Bringing the Open Brief to life. In the future, what are people doing?
People are eating ice-creams and watching people wandering in and out of small units for independent businesses. #GatheringPlace
People are sitting at tables outside a café drinking coffee, while not far away someone fills their water bottle at a free water fountain. #GatheringPlace
People are feeling very welcome to the area if they don’t want to spend much, or any, money. There is a pay-as-you-feel streetfood stall and people are sitting and eating homemade sandwiches. #GatheringPlace
Young people now meet here instead of “where the fountain used to be” as it’s easy to find and welcoming, and there’s space for them to sit and gather with shops and cafes close by. #GatheringPlace
Small groups are gathering and waiting for a gig that is about to start. #GatheringPlace
A community theatre group rehearses in public – and passers by see a poster for the performance and buy tickets. #GatheringPlace
In the early evening skaters and skateboarders are drawn to the area – as are young people of all kinds – to hang out and spend time, ensuring the area feels safe and is full of life. #GatheringPlace
Easily finding accessible and clean toilets – and enough that can cope with high demand. #GatheringPlace #GatheringAccessibly
Activity: Design Challenges
- It will be important for people to be able to spend time in the area without spending money.

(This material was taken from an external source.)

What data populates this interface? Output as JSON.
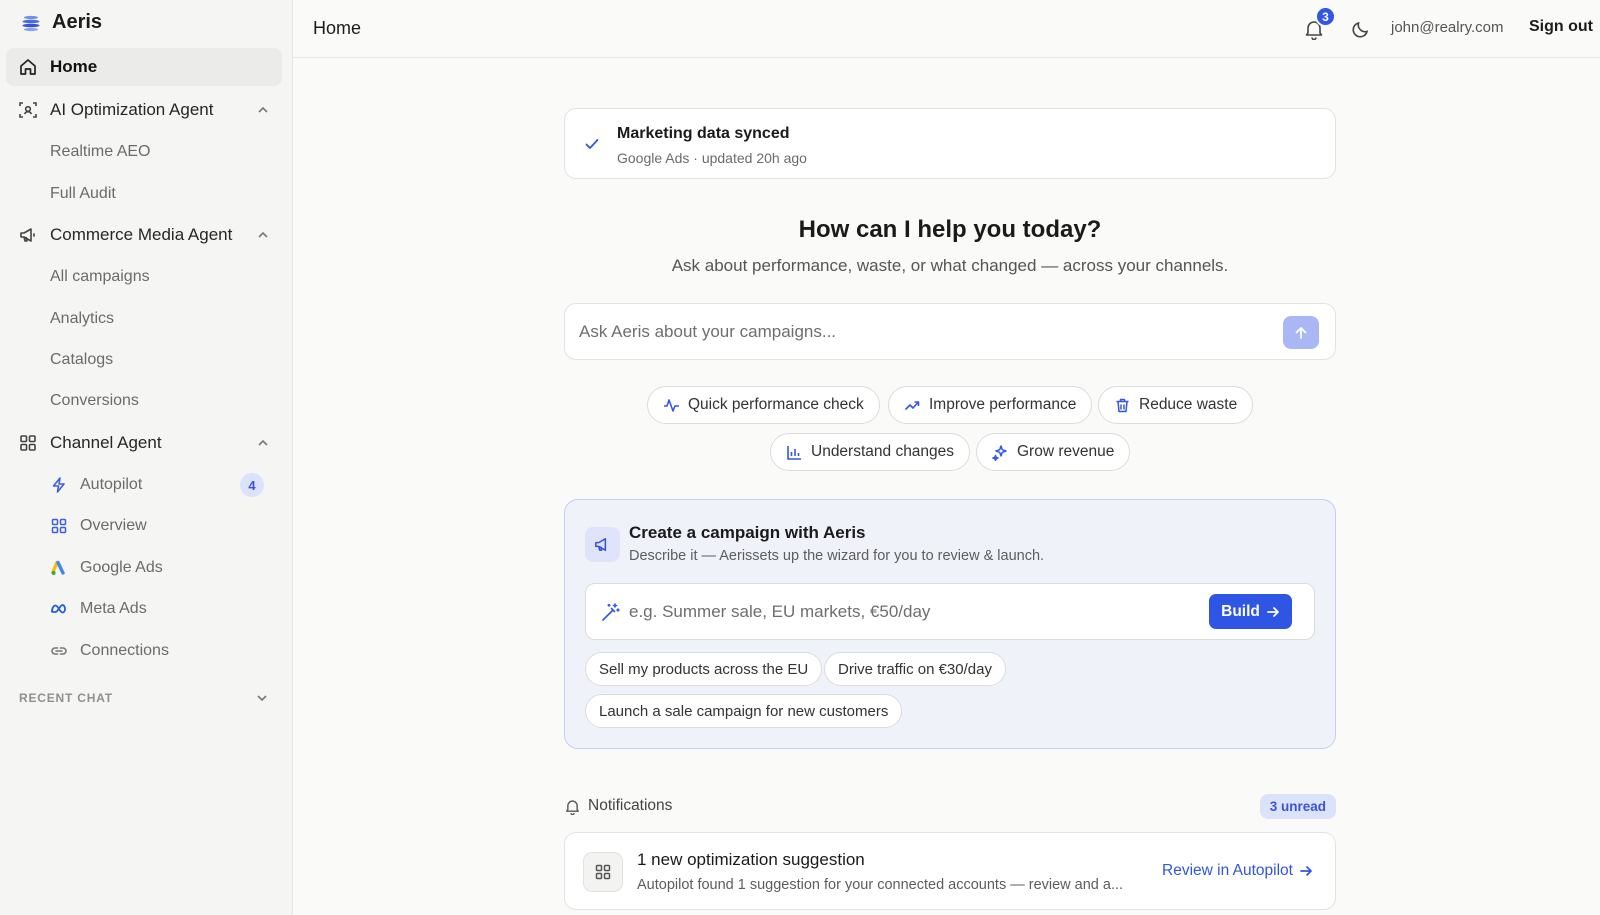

This means careful design of space, seating and other features (water fountains, shelter) to allow commercial units (cafes, bars etc) to coexist with seating and gathering space where there is no pressure to spend.
- People felt that this was an area that didn’t need shops …but it was also accepted that commercial activity can bring life to outdoor space. New commercial units should be designed to bring economic diversity to the area. Power supplies for stalls – both profit and not-for-profit – need to be designed into the public spaces.
- The seating and other infrastructure should be designed to minimise costs for community-led performances (see Flexibility of Use)
- Evening activity should be encouraged to ensure the spaces are animated when the shops close. What kind of environment will enable this, and how should lighting, shelter and enclosure be designed? How can the environment make it easy to clean up ready for the next day?
- The public space should be designed to provide “skateable architecture” for skaters and skateboarders. Here, steps, ramps, edging treatments and protection for soft landscaping should be robust, with suitable edge treatments and absence of skate-stopping. Layout should allow use without conflict with movement routes.